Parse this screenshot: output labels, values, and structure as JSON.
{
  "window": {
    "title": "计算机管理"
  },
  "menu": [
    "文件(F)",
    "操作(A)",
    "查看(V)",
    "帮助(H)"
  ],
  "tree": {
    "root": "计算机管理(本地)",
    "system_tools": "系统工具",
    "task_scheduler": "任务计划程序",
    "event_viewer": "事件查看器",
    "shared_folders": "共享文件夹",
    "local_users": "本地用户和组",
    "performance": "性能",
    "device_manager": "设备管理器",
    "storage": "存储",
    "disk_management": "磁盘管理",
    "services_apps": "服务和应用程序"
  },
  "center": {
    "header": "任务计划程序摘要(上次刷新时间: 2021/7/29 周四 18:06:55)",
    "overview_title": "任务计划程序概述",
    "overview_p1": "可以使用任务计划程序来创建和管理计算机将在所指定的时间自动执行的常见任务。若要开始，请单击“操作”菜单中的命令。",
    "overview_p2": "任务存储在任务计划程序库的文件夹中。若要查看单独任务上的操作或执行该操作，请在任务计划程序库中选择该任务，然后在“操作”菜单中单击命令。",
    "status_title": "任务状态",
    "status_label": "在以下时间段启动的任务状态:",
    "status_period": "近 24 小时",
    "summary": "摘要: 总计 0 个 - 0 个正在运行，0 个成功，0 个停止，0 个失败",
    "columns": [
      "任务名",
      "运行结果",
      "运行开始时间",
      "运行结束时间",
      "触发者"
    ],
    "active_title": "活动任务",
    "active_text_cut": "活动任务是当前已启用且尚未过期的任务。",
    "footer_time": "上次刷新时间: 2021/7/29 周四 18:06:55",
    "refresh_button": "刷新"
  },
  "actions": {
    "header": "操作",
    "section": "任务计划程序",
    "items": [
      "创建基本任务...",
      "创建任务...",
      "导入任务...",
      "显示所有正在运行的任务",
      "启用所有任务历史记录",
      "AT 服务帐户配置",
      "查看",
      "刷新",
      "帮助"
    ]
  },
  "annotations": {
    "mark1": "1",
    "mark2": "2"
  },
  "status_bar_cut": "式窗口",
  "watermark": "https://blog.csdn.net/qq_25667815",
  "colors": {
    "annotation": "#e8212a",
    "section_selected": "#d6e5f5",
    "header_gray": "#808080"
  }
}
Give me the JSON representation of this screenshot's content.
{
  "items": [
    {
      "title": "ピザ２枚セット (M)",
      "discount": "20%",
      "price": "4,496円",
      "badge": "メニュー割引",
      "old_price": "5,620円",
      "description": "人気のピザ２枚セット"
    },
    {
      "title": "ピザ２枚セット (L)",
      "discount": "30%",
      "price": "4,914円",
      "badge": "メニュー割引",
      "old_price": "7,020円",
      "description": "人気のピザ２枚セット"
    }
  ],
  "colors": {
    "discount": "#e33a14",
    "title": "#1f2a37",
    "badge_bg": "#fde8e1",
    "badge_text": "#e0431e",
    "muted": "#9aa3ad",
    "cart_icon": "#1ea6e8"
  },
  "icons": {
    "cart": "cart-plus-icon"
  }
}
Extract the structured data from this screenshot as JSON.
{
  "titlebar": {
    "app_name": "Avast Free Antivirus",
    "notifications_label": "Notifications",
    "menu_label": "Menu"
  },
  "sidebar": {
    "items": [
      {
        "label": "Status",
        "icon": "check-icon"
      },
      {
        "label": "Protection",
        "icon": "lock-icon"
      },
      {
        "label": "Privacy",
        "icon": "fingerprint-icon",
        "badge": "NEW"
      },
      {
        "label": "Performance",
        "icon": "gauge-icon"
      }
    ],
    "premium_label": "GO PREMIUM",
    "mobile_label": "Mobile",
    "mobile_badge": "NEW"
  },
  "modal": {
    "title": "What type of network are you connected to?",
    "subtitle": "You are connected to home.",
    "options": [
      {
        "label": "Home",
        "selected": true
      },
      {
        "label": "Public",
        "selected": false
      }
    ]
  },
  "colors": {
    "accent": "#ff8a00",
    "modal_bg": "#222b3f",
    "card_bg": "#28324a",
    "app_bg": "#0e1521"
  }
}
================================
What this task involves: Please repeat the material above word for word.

Response below:
Parse this screenshot: output labels, values, and structure as JSON.
{
  "window": {
    "title": "计算机管理"
  },
  "menu": [
    "文件(F)",
    "操作(A)",
    "查看(V)",
    "帮助(H)"
  ],
  "tree": {
    "root": "计算机管理(本地)",
    "system_tools": "系统工具",
    "task_scheduler": "任务计划程序",
    "event_viewer": "事件查看器",
    "shared_folders": "共享文件夹",
    "local_users": "本地用户和组",
    "performance": "性能",
    "device_manager": "设备管理器",
    "storage": "存储",
    "disk_management": "磁盘管理",
    "services_apps": "服务和应用程序"
  },
  "center": {
    "header": "任务计划程序摘要(上次刷新时间: 2021/7/29 周四 18:06:55)",
    "overview_title": "任务计划程序概述",
    "overview_p1": "可以使用任务计划程序来创建和管理计算机将在所指定的时间自动执行的常见任务。若要开始，请单击“操作”菜单中的命令。",
    "overview_p2": "任务存储在任务计划程序库的文件夹中。若要查看单独任务上的操作或执行该操作，请在任务计划程序库中选择该任务，然后在“操作”菜单中单击命令。",
    "status_title": "任务状态",
    "status_label": "在以下时间段启动的任务状态:",
    "status_period": "近 24 小时",
    "summary": "摘要: 总计 0 个 - 0 个正在运行，0 个成功，0 个停止，0 个失败",
    "columns": [
      "任务名",
      "运行结果",
      "运行开始时间",
      "运行结束时间",
      "触发者"
    ],
    "active_title": "活动任务",
    "active_text_cut": "活动任务是当前已启用且尚未过期的任务。",
    "footer_time": "上次刷新时间: 2021/7/29 周四 18:06:55",
    "refresh_button": "刷新"
  },
  "actions": {
    "header": "操作",
    "section": "任务计划程序",
    "items": [
      "创建基本任务...",
      "创建任务...",
      "导入任务...",
      "显示所有正在运行的任务",
      "启用所有任务历史记录",
      "AT 服务帐户配置",
      "查看",
      "刷新",
      "帮助"
    ]
  },
  "annotations": {
    "mark1": "1",
    "mark2": "2"
  },
  "status_bar_cut": "式窗口",
  "watermark": "https://blog.csdn.net/qq_25667815",
  "colors": {
    "annotation": "#e8212a",
    "section_selected": "#d6e5f5",
    "header_gray": "#808080"
  }
}
Give me the JSON representation of this screenshot's content.
{
  "items": [
    {
      "title": "ピザ２枚セット (M)",
      "discount": "20%",
      "price": "4,496円",
      "badge": "メニュー割引",
      "old_price": "5,620円",
      "description": "人気のピザ２枚セット"
    },
    {
      "title": "ピザ２枚セット (L)",
      "discount": "30%",
      "price": "4,914円",
      "badge": "メニュー割引",
      "old_price": "7,020円",
      "description": "人気のピザ２枚セット"
    }
  ],
  "colors": {
    "discount": "#e33a14",
    "title": "#1f2a37",
    "badge_bg": "#fde8e1",
    "badge_text": "#e0431e",
    "muted": "#9aa3ad",
    "cart_icon": "#1ea6e8"
  },
  "icons": {
    "cart": "cart-plus-icon"
  }
}
Extract the structured data from this screenshot as JSON.
{
  "titlebar": {
    "app_name": "Avast Free Antivirus",
    "notifications_label": "Notifications",
    "menu_label": "Menu"
  },
  "sidebar": {
    "items": [
      {
        "label": "Status",
        "icon": "check-icon"
      },
      {
        "label": "Protection",
        "icon": "lock-icon"
      },
      {
        "label": "Privacy",
        "icon": "fingerprint-icon",
        "badge": "NEW"
      },
      {
        "label": "Performance",
        "icon": "gauge-icon"
      }
    ],
    "premium_label": "GO PREMIUM",
    "mobile_label": "Mobile",
    "mobile_badge": "NEW"
  },
  "modal": {
    "title": "What type of network are you connected to?",
    "subtitle": "You are connected to home.",
    "options": [
      {
        "label": "Home",
        "selected": true
      },
      {
        "label": "Public",
        "selected": false
      }
    ]
  },
  "colors": {
    "accent": "#ff8a00",
    "modal_bg": "#222b3f",
    "card_bg": "#28324a",
    "app_bg": "#0e1521"
  }
}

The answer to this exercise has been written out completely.